Volume 5, Number 12 September 2015
Well, Joaquin isn't going to break the streak. While this is being written, Joaquin is a category 4 hurricane in the Atlantic but -- after taking a right-hand turn -- it has almost no chance of coming ashore along the U.S. East Coast.
If Joaquin had come ashore as a category 3 or stronger hurricane, it would have broken our almost ten-year streak without a major hurricane hitting the U.S. The last major hurricane to hit the continental U.S. was also the most intense tropical cyclone ever recorded in the Atlantic basin: Hurricane Wilma in October 2005. The tenth anniversary of Wilma arriving in south Florida will be Oct. 24.
The previous record, according to a NASA study completed last year, was a seven-year gap from 1861 to 1868.
And, while we are talking about anniversaries, we should recall that Oct. 4 was the 20th anniversary of Hurricane Opal coming ashore as a category 3 hurricane along the Florida panhandle with 115-mph winds. After causing significant damage along the coast with a 15-foot storm surge, Opal traversed the entire state of Alabama as a hurricane.
A fast-moving storm, Opal was still a weak hurricane when it hit north Alabama nearly 12 hours after coming ashore. Fort Payne and Valley Head have little experience with hurricanes. Opal was downgraded to a tropical storm as it crossed over into Tennessee.
Opal and its tropical warm, wet air flow the day before landfall contributed significantly to the wettest October in Alabama's 100+ year climate record. Statewide, the average rainfall for October 1995 was 9.30 inches. The October norm is 2.9 inches.
Some parts of the state saw tremendous amounts of rain. The Birmingham
weather office recorded almost seven inches of rain on Oct. 3 and another three inches the following day. Clanton, Fort Payne, Valley Head, Selma, Sylacauga and Walnut Hill each received more than six inches of rain.
The storm caused more than $100 million in damages across the state and left more than 2.5 million people without electricity. All of this earned Hurricane Opal a spot on the Birmingham NWS Weather Forecast Office's "Top 10" weather events of the 20th century.
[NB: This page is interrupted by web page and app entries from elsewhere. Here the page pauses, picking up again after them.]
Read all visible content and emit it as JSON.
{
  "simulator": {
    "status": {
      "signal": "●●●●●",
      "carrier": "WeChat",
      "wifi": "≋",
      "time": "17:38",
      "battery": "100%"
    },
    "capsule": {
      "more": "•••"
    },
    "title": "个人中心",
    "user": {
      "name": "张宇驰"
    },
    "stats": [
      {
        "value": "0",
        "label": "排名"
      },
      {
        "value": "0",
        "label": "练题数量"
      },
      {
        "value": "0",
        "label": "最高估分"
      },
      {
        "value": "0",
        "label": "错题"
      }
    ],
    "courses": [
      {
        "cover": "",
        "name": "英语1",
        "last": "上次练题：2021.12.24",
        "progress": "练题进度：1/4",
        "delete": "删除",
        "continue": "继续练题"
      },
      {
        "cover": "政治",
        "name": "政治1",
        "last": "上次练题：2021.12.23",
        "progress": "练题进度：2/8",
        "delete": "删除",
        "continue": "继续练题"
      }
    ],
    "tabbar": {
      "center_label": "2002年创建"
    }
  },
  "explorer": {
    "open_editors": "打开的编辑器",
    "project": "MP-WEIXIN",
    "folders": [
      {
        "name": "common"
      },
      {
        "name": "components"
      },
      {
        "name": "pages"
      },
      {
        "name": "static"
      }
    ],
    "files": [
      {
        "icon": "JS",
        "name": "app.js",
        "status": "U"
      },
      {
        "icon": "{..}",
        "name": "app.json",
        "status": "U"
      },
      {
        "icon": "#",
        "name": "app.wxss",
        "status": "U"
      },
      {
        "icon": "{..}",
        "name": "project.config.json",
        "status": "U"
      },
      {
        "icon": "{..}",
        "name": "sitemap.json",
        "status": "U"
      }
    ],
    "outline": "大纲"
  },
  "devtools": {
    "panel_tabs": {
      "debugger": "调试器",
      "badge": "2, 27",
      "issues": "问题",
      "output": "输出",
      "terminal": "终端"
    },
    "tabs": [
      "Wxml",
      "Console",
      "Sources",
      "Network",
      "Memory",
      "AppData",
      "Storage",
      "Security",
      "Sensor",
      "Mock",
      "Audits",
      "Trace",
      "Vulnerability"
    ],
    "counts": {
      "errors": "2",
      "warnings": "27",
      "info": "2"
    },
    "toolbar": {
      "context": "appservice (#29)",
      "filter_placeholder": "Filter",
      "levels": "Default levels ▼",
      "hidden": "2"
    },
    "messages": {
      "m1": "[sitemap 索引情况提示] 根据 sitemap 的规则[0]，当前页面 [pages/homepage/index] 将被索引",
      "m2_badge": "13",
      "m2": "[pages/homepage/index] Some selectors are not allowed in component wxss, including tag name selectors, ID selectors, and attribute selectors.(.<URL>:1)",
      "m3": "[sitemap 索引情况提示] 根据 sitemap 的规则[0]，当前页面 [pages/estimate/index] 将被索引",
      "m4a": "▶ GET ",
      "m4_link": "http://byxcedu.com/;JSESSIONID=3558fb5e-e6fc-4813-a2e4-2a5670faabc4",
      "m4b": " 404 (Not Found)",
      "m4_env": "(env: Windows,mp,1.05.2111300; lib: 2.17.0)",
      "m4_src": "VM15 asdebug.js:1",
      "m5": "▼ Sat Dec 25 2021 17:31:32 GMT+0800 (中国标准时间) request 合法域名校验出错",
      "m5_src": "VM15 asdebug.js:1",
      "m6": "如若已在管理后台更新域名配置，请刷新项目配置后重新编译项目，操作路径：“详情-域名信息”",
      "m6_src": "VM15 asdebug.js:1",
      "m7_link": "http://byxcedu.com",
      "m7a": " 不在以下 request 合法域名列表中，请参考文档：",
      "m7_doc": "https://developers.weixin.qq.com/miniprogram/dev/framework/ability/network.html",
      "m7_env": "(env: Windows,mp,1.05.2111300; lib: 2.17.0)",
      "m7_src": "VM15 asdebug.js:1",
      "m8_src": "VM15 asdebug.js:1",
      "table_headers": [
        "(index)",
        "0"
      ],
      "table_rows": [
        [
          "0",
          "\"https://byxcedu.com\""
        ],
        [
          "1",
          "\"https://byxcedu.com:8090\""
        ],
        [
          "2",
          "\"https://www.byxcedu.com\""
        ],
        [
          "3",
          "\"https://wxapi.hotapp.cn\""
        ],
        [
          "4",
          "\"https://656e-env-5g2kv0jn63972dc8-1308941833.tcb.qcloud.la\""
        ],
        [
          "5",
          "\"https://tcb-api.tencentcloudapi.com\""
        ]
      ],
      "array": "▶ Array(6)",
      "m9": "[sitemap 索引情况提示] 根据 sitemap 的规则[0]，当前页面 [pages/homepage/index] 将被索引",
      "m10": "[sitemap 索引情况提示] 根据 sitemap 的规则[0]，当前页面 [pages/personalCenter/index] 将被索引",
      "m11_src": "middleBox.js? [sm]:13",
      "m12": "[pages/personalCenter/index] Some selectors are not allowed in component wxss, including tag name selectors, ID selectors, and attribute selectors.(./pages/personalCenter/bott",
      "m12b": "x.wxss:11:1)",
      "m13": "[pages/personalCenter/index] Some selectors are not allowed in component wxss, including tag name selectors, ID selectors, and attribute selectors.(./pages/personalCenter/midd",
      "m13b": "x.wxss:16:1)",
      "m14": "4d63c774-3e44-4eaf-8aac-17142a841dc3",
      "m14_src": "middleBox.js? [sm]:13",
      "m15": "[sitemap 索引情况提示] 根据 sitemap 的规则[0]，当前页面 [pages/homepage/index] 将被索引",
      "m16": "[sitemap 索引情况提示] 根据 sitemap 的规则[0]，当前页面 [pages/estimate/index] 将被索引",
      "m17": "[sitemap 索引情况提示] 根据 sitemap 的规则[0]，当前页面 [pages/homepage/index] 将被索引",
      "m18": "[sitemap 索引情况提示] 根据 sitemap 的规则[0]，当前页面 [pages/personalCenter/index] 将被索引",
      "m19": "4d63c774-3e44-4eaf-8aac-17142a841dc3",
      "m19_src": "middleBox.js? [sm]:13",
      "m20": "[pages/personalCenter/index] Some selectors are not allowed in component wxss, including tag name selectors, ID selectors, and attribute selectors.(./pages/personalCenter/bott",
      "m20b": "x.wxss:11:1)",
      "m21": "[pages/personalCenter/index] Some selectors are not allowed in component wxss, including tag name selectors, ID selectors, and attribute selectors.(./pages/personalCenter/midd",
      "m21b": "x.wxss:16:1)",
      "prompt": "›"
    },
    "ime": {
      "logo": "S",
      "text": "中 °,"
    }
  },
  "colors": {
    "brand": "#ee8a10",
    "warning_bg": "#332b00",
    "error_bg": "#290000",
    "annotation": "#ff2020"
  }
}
The storm system that moved across south Alabama in late September isn't likely to make the 21st century's top 10 list (we should get so lucky), but it was wet and caused some notable flooding. The solitary CoCoRAHS volunteer in Houston County reported 12.35 inches of rain for the month, while volunteers in Mobile reported between 5.76 and 8.59 inches of rain over a five-day period. Gulf Shores reported as much as 7.54 inches, and Foley 6.02 inches.
While we wait to see what the rest of October has in store, we will keep our eyes on Joaquin, and remember that it isn't too late in the year for hurricanes and tropical systems to disturb our weather.
- John Christy